PROBLEM STATEMENT> Could you find each line of the data below that contains the word "EURUSD" and copy those lines?

SOURCE MATERIAL>
__________________________________________________

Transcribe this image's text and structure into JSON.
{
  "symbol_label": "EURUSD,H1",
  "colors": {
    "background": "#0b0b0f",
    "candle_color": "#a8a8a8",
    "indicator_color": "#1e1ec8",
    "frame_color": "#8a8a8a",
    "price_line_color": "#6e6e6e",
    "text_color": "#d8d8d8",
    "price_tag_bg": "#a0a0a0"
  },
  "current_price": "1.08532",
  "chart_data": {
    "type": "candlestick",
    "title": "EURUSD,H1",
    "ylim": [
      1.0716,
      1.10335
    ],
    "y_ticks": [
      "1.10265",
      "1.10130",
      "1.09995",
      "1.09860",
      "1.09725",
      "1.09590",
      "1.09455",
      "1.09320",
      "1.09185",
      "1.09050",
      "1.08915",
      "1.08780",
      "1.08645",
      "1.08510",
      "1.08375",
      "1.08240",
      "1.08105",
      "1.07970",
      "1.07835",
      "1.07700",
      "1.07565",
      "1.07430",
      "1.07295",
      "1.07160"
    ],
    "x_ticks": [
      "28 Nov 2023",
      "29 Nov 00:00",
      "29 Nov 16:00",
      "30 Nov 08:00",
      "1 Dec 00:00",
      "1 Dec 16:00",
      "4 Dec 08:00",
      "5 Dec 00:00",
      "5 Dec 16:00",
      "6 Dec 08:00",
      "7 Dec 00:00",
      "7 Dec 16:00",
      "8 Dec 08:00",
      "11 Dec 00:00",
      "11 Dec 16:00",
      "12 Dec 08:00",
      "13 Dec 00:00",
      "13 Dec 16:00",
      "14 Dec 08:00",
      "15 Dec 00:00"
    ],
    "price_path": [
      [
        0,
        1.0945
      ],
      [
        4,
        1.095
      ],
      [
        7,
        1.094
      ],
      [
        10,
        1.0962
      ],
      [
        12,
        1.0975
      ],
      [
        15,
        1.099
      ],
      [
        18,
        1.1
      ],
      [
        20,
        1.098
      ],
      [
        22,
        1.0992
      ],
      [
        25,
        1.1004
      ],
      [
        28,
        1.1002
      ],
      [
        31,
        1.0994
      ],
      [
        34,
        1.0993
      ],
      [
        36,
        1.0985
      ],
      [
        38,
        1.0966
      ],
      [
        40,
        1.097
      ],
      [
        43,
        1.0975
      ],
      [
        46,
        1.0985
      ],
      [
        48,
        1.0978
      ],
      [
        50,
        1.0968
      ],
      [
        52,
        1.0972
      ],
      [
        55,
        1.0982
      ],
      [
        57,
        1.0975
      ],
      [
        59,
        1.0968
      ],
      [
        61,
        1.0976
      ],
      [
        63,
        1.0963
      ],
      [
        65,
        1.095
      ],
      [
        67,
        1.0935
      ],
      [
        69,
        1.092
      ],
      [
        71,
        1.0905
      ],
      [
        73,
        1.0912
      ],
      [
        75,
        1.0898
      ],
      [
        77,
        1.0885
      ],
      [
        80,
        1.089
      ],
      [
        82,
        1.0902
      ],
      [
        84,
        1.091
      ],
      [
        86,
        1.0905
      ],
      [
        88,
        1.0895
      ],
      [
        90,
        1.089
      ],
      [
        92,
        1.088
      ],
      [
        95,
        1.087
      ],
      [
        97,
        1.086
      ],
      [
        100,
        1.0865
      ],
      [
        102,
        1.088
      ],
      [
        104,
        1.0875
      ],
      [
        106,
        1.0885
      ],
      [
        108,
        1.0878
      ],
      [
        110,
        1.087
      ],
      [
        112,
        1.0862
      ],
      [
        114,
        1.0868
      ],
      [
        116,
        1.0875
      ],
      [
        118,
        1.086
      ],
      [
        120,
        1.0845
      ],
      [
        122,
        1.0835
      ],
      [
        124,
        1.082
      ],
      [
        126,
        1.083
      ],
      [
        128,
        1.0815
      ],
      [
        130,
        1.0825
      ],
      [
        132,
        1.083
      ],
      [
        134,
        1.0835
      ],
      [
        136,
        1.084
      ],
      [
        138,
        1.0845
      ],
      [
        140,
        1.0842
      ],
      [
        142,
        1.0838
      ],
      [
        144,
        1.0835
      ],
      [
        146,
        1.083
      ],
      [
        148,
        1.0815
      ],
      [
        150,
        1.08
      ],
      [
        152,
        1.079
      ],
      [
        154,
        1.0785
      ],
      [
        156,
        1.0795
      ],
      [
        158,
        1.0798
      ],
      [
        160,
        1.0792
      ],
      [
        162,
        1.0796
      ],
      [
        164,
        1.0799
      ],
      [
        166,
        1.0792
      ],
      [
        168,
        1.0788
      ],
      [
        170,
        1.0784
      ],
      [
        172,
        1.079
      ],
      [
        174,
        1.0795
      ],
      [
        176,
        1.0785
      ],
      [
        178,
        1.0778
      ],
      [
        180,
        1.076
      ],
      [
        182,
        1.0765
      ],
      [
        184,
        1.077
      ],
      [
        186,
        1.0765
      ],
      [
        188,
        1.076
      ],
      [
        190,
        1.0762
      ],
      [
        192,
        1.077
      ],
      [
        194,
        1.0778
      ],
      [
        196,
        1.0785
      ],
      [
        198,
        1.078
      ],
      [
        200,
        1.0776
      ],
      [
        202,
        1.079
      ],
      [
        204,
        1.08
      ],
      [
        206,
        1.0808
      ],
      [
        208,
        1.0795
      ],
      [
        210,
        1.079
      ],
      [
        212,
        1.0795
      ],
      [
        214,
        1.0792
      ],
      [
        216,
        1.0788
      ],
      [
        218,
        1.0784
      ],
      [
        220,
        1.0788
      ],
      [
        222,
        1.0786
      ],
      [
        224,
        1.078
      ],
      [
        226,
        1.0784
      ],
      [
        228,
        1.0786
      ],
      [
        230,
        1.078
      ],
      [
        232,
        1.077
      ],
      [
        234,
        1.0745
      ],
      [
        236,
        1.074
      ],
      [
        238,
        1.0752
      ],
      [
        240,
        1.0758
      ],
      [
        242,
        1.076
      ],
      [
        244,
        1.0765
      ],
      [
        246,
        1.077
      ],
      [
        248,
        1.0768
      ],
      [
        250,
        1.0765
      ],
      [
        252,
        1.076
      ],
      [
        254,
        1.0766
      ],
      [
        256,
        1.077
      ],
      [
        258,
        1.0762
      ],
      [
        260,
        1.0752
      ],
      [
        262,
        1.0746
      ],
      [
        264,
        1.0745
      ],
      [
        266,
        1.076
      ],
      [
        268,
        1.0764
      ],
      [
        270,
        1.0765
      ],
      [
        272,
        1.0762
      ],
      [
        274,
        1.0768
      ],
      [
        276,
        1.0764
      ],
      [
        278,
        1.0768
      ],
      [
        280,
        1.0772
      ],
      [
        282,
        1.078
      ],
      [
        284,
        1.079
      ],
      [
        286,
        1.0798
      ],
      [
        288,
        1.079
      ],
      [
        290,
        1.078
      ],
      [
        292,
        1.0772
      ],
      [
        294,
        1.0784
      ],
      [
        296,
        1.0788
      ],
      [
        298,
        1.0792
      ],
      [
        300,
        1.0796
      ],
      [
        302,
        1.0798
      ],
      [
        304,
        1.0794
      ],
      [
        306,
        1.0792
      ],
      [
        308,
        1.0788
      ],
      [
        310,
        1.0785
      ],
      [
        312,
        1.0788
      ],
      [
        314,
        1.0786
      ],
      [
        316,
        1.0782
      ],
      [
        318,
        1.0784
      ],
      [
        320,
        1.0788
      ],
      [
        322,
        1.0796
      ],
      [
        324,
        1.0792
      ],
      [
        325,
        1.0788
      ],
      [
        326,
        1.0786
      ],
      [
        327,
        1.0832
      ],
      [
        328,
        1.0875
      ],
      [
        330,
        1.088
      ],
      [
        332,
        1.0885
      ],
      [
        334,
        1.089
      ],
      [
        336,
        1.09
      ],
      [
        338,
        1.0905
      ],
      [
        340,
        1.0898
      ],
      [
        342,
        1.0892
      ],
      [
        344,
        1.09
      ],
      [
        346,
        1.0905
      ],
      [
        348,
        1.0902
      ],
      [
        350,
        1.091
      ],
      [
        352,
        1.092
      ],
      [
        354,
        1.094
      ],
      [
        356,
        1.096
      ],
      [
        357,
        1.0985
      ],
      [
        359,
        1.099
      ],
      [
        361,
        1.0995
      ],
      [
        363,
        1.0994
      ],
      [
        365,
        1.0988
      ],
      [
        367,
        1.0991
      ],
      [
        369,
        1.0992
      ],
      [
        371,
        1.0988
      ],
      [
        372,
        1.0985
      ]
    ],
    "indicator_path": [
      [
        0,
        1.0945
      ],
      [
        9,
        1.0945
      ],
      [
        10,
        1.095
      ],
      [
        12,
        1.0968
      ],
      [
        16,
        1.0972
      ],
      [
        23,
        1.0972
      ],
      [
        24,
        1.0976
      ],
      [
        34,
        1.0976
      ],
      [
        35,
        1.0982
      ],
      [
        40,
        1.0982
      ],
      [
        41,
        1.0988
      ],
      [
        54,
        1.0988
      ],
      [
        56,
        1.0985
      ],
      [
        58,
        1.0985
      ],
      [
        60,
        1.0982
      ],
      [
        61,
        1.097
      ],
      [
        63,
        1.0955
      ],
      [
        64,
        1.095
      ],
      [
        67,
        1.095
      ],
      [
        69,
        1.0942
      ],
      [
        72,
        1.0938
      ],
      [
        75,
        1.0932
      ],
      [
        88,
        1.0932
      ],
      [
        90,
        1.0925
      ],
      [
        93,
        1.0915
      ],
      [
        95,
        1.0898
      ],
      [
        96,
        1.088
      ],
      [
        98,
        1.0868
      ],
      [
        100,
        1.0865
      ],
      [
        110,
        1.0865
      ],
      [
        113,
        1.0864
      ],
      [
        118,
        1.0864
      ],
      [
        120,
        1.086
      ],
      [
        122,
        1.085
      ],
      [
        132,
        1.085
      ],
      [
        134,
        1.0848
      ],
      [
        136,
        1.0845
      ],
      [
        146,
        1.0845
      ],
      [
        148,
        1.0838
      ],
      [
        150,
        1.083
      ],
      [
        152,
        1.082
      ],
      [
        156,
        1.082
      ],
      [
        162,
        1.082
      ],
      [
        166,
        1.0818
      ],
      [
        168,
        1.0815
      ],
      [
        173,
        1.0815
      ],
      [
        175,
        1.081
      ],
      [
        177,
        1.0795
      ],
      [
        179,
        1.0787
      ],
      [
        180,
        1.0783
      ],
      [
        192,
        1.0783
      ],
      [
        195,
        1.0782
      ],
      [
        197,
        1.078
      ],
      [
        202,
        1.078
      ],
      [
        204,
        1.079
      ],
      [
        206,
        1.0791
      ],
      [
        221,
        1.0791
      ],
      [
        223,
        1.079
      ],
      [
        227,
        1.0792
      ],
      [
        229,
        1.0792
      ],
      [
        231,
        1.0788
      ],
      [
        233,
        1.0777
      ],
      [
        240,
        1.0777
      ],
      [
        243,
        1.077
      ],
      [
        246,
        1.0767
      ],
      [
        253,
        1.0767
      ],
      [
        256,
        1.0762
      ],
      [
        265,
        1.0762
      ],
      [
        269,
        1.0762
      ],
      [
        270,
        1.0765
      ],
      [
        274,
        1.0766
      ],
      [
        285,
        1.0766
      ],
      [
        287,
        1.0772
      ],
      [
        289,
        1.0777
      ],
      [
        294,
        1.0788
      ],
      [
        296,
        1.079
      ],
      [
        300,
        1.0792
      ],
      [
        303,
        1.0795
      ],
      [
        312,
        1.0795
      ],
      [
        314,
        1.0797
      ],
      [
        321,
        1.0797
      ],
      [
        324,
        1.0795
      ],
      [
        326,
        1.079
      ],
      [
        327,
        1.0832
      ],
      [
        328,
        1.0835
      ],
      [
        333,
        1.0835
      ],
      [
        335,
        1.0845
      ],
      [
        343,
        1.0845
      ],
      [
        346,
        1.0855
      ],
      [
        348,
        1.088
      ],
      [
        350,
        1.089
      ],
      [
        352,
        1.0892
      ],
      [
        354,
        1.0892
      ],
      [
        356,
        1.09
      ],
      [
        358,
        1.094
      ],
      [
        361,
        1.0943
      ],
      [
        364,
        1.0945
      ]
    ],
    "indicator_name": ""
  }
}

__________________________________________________

RESPONSE BELOW>
  "symbol_label": "EURUSD,H1",
    "title": "EURUSD,H1",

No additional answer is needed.